According to his obituary in The Telegraph, a prominent British newspaper, Brian Lister went to work in an engineering company founded by his grandfather in 1890, and spent two years during World War II serving in the Royal Air Force, which he selected because he was a jazz enthusiast and “The RAF had the best bands,” Lister said.
Lister played drums in one of those bands, known as the Downbeats.
But among those who regularly visit this website, Lister isn’t known for his military service or ability as a drummer but for the sports and racing cars produced by Lister Cars, which he founded in 1954.
The Pick of the Day is one of those cars, and more, because it is the first 1959 Lister Chevrolet-Costin, the prototype for those to follow. The car is advertised on ClassicCars.com by a respected classic and racing car dealership in Scotts Valley, California.
No price is listed for the car, but it likely will not be inexpensive based on its history.
The car made its debut at the Goodwood circuit in 1959. Not only was Brian Lister involved with its creation, but to keep his competitive advantage on the race track, he recruited aeronautical engineer Frank Costin to help with the new model’s design.
“Drawing on all of this expertise he came up with the design for the Lister Costin,” the seller notes, “which was in many ways a true (Jaguar) D-Type successor.

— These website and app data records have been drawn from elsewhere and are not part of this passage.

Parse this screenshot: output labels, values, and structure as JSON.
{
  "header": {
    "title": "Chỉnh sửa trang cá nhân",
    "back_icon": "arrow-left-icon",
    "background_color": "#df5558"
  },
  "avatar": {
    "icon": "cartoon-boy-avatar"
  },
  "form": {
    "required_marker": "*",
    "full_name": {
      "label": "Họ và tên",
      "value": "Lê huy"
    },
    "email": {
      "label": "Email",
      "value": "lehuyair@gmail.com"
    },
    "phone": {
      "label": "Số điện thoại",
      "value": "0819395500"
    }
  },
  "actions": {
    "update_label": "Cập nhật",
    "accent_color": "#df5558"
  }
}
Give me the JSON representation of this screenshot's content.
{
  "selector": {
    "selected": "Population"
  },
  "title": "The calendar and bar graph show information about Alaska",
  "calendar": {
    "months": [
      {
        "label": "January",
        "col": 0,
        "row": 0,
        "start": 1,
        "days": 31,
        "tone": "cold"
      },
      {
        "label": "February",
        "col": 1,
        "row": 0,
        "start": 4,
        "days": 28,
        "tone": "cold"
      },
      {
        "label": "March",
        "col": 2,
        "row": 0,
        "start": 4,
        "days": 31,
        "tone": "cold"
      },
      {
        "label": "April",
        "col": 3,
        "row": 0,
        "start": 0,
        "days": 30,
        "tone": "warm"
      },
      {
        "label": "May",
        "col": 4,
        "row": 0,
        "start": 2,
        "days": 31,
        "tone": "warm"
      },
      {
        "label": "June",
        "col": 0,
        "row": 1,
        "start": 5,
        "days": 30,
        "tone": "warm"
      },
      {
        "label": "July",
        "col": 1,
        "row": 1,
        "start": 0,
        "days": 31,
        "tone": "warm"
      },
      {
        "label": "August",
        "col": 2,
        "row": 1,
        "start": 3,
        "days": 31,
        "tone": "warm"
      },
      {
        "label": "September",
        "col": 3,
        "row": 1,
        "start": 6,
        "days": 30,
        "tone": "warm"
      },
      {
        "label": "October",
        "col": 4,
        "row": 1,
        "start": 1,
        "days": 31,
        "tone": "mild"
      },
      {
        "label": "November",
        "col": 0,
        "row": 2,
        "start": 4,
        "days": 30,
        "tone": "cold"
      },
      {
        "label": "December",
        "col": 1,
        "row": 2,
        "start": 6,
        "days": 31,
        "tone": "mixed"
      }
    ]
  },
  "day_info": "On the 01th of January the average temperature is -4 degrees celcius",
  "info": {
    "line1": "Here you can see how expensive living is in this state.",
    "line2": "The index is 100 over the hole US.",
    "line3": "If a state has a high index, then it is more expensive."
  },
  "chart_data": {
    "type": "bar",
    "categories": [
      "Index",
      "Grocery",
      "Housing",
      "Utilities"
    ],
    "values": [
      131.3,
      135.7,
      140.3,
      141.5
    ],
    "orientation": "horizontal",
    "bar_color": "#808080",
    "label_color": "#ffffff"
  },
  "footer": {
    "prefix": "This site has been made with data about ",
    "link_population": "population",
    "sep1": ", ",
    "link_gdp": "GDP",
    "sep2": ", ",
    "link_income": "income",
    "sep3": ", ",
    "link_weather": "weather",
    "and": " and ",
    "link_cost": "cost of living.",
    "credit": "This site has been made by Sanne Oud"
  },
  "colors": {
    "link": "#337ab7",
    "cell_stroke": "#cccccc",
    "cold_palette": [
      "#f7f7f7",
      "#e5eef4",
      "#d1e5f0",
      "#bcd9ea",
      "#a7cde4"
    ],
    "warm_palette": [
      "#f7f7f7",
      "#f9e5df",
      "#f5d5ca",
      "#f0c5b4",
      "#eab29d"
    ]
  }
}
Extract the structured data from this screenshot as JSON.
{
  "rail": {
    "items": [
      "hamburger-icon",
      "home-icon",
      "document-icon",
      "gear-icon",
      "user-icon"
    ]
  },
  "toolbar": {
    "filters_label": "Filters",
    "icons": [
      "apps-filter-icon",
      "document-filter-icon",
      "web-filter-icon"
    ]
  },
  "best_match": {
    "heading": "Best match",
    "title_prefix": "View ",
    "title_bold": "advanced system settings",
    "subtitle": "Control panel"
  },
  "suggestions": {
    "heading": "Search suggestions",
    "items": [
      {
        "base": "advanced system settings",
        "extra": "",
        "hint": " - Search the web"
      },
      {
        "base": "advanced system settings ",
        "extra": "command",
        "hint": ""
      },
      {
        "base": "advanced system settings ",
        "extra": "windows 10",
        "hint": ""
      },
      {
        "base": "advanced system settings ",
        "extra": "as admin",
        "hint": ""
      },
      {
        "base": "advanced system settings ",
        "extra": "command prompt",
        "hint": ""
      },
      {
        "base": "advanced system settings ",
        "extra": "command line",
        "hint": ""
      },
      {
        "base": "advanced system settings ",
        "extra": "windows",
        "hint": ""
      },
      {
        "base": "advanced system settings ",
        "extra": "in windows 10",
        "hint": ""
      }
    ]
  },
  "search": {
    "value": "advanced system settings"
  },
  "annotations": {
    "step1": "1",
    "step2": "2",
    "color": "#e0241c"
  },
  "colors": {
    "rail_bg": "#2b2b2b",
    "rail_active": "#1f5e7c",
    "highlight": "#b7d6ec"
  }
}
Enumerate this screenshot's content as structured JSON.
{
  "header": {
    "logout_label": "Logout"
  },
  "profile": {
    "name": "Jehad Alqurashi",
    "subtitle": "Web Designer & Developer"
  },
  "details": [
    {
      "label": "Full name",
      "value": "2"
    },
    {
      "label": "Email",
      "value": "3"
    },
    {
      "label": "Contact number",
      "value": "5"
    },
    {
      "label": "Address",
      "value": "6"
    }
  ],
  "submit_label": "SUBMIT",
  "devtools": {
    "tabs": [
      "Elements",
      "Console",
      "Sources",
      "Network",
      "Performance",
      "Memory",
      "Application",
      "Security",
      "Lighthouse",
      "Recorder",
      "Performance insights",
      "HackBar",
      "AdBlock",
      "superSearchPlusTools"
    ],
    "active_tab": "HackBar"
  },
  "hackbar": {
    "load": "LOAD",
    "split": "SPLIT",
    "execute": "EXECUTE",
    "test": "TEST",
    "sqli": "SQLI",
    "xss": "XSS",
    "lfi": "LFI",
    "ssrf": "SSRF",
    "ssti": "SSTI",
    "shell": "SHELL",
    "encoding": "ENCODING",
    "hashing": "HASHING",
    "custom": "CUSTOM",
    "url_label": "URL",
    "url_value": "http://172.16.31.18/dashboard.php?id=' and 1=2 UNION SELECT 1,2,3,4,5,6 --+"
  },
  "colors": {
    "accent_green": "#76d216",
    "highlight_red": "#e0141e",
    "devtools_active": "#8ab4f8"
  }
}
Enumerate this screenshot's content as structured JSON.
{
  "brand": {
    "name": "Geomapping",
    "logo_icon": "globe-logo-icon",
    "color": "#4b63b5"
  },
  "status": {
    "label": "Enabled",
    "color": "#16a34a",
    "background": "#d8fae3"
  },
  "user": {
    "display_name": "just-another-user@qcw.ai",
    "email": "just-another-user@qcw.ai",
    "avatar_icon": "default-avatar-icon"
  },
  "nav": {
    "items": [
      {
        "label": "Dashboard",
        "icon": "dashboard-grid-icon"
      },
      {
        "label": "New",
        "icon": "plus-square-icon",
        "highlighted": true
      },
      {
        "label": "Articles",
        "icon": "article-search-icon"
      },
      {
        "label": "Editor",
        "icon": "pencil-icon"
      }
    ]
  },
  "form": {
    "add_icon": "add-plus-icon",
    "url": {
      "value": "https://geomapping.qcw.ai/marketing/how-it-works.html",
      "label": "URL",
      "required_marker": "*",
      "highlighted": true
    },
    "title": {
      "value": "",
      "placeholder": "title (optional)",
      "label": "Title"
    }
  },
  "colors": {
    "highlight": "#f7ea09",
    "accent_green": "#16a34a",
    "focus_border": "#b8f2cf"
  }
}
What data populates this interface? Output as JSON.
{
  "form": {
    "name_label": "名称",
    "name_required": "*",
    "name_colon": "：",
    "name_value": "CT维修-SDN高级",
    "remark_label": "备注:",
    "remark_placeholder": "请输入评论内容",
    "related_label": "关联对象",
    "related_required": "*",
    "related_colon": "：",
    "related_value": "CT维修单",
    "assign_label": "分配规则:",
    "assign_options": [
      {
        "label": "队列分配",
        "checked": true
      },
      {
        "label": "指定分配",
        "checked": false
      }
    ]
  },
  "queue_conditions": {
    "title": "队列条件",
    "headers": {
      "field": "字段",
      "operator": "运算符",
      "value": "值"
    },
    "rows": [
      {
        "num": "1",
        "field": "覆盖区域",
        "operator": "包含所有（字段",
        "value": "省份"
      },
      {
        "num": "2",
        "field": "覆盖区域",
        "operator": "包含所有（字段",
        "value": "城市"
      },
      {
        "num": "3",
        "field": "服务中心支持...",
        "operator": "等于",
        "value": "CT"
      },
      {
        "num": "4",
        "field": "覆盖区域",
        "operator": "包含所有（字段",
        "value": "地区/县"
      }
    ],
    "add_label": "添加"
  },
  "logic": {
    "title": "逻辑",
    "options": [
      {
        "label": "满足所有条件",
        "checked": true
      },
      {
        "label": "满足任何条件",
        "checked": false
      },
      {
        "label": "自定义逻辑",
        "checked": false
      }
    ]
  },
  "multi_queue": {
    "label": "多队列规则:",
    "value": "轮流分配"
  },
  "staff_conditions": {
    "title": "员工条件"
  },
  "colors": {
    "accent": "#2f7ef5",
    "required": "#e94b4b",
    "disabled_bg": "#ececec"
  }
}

“In total, 13 Lister Costins were built; one Chevrolet V8-powered prototype, and 12 production versions; three with Jaguar power, eight with Chevrolet V8 engines, and one with a Maserati V8.”
But the car on offer, BHL 121, was the first. Its first owner was racer John Ewer, who raced it successfully at Snetterton, Goodwood and Silverstone before selling the car in 1960 to Jimmy de Villiers of Southern Rhodesia. The car took part in the first Rhodesian Grand Prix and reportedly won the South African season’s championship with John Love in the cockpit.
The seller notes that in 1986, the car was discovered and purchased by Cedric Selzer, a former Team Lotus F1 mechanic and returned to England, where it was sold to David Beckett, who engaged in a restoration project and then raced the car in vintage events, taking British championships in 1988 and again in 1991.
The car continued to race with various owners before being sold for $184,000 to Vintage Racing Motors, an American collection, at a Brooks Auction at the 1995 Goodwood Festival of Speed.
The car was sold again in 1999 to Pat Hart, a New Zealander who sent it to yet another restoration, finished just in time for the car to finish second in class in the Monterey Historics. Hart would race the car in the U.S. and his native country for the next decade, putting on the pole and winning his class at Monterey in 2001.
The car has undergone a mechanical sorting and a cosmetic refresh taking it back to its original crimson color with white roundels. The No. 1 is the figure it wore when it raced in 1959, the seller notes.
The car’s “fresh” 327cid Chevrolet V8 carries period Hilborn fuel injection.